EXERCISE ::
Could you give back the whole listing exactly as written?

AVAILABLE RECORDS ::
===============

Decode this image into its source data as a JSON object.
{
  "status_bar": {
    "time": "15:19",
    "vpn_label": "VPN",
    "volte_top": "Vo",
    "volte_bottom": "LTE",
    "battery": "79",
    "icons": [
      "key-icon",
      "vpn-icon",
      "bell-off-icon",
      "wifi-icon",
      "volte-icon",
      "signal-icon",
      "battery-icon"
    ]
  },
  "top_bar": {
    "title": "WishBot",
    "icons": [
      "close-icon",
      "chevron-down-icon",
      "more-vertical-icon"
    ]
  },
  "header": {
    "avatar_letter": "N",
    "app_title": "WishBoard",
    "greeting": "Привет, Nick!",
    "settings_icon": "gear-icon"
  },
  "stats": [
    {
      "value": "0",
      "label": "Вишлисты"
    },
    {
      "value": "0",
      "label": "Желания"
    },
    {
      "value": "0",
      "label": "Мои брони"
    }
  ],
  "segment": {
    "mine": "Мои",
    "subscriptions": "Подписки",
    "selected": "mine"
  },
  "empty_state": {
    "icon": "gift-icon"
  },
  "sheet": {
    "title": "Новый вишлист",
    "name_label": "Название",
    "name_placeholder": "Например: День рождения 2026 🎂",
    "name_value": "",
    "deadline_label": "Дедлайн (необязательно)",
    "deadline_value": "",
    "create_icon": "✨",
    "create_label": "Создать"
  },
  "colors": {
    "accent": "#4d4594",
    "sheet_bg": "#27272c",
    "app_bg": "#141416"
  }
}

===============

OUTPUT FOR THIS TASK ::
Decode this image into its source data as a JSON object.
{
  "status_bar": {
    "time": "15:19",
    "vpn_label": "VPN",
    "volte_top": "Vo",
    "volte_bottom": "LTE",
    "battery": "79",
    "icons": [
      "key-icon",
      "vpn-icon",
      "bell-off-icon",
      "wifi-icon",
      "volte-icon",
      "signal-icon",
      "battery-icon"
    ]
  },
  "top_bar": {
    "title": "WishBot",
    "icons": [
      "close-icon",
      "chevron-down-icon",
      "more-vertical-icon"
    ]
  },
  "header": {
    "avatar_letter": "N",
    "app_title": "WishBoard",
    "greeting": "Привет, Nick!",
    "settings_icon": "gear-icon"
  },
  "stats": [
    {
      "value": "0",
      "label": "Вишлисты"
    },
    {
      "value": "0",
      "label": "Желания"
    },
    {
      "value": "0",
      "label": "Мои брони"
    }
  ],
  "segment": {
    "mine": "Мои",
    "subscriptions": "Подписки",
    "selected": "mine"
  },
  "empty_state": {
    "icon": "gift-icon"
  },
  "sheet": {
    "title": "Новый вишлист",
    "name_label": "Название",
    "name_placeholder": "Например: День рождения 2026 🎂",
    "name_value": "",
    "deadline_label": "Дедлайн (необязательно)",
    "deadline_value": "",
    "create_icon": "✨",
    "create_label": "Создать"
  },
  "colors": {
    "accent": "#4d4594",
    "sheet_bg": "#27272c",
    "app_bg": "#141416"
  }
}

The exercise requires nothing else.